The animation in the Demonstration of Selection Techniques section below , includes a simple demonstration of glossing.
Strategies for Selecting the Routing
Selection is a core activity in all areas of the design process, including working with existing routing. Whether you're about to gloss or you want to delete some routing, the routes need to be selected first.
Select Within or Select Touching
In the PCB editor, selection can either be objects that are Within the selection rectangle, or Touching the selection rectangle. This is controlled by the direction you move the mouse as you draw the selection rectangle:
Select Within - click and drag a blue rectangle from Left to Right to select all visible, unlocked objects that are completely within the selection rectangle.
Select Touching - click and drag a green rectangle from Right to Left to select all visible, unlocked objects that touch the selection rectangle.
Extending the Selection
A common situation is needing to select many objects that are touching, for example the track segments in a routed net, or the connection lines in an unrouted net. It is relatively easy to select a set of track segments that run parallel to each other using the Select Touching technique just described, but interactively selecting entire routes can be difficult.
This can easily be achieved though, by selecting one or more track segments, and then extending the selection to include touching track segments. This is done using the Tab key, as demonstrated in the video below.

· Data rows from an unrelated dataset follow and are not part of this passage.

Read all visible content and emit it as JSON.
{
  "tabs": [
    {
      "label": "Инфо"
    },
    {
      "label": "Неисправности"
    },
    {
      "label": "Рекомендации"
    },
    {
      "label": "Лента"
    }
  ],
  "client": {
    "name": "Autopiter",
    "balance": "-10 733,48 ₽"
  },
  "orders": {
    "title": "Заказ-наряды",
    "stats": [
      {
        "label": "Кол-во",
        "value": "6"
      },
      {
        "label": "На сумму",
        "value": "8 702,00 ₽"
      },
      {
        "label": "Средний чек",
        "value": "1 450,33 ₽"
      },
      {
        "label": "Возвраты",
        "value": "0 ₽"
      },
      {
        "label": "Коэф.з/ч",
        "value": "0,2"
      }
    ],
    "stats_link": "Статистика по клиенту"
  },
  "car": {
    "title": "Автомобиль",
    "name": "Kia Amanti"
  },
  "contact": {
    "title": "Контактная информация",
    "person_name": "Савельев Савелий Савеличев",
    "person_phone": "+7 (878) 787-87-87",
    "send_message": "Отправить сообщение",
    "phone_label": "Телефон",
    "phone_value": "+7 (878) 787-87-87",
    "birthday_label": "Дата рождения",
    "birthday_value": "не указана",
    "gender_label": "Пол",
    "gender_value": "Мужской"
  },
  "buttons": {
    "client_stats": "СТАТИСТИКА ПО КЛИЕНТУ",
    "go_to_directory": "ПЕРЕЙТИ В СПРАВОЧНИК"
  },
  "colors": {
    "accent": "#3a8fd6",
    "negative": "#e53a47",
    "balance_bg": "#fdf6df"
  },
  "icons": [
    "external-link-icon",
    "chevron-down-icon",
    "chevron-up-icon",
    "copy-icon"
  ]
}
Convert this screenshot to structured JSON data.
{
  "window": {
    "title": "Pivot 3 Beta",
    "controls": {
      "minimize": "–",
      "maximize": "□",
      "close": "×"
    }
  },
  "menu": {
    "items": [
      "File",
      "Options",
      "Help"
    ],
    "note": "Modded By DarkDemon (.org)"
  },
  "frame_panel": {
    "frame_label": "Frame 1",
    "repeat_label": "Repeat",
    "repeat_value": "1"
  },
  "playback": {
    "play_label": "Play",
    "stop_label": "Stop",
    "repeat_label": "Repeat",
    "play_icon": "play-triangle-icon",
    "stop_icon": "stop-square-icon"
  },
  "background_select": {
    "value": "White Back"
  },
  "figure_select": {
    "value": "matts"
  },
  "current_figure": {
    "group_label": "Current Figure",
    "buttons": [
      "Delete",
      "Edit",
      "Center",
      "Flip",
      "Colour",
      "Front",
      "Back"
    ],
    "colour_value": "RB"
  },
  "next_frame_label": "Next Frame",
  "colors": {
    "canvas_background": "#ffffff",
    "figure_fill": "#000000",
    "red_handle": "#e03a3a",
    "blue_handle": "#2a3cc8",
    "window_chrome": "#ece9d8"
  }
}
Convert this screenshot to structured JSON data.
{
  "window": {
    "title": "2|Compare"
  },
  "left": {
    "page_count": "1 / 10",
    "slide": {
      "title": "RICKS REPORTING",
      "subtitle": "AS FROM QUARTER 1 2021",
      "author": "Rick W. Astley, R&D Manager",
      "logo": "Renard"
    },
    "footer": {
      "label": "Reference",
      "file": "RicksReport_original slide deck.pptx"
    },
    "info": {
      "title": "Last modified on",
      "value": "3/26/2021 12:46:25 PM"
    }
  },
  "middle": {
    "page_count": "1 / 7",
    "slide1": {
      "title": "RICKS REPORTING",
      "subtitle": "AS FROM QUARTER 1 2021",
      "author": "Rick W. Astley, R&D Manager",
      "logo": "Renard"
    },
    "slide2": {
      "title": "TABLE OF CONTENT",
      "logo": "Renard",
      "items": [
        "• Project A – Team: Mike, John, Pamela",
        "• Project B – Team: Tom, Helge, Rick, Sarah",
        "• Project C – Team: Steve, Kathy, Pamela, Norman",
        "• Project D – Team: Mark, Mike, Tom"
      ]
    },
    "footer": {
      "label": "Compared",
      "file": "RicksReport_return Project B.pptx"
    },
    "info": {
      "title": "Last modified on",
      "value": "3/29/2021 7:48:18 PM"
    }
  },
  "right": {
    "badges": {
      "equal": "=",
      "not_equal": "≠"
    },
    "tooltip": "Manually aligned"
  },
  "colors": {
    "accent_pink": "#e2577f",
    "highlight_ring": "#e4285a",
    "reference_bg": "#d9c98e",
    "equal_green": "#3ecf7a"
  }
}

To restrict the selection process to only select connection lines, hold the Alt key as you click, or click and drag.